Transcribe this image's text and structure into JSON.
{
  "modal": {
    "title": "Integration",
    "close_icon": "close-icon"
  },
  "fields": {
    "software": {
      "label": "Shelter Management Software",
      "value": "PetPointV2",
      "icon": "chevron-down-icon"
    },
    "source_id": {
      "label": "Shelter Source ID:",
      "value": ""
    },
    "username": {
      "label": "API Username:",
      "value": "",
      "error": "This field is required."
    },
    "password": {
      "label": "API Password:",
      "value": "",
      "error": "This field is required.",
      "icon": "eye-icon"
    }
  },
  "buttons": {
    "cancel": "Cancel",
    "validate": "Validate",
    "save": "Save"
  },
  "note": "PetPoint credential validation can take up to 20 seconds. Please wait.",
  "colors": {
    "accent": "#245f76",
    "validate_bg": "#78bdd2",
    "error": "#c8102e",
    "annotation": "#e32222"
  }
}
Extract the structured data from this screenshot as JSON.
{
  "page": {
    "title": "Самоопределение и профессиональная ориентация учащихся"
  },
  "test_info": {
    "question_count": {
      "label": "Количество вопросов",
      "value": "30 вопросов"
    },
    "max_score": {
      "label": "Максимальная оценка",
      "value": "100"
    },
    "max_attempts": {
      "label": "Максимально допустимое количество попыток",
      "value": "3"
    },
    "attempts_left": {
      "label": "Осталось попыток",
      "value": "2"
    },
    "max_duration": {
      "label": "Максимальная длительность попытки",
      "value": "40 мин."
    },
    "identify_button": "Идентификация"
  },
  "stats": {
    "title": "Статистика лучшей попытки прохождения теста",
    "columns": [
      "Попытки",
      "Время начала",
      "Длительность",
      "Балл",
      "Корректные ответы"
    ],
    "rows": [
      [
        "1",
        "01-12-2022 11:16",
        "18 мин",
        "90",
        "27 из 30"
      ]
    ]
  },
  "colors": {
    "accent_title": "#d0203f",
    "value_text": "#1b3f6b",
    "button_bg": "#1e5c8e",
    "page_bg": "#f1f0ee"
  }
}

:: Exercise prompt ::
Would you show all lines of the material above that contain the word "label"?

:: Solution ::
      "label": "Shelter Management Software",
      "label": "Shelter Source ID:",
      "label": "API Username:",
      "label": "API Password:",
      "label": "Количество вопросов",
      "label": "Максимальная оценка",
      "label": "Максимально допустимое количество попыток",
      "label": "Осталось попыток",
      "label": "Максимальная длительность попытки",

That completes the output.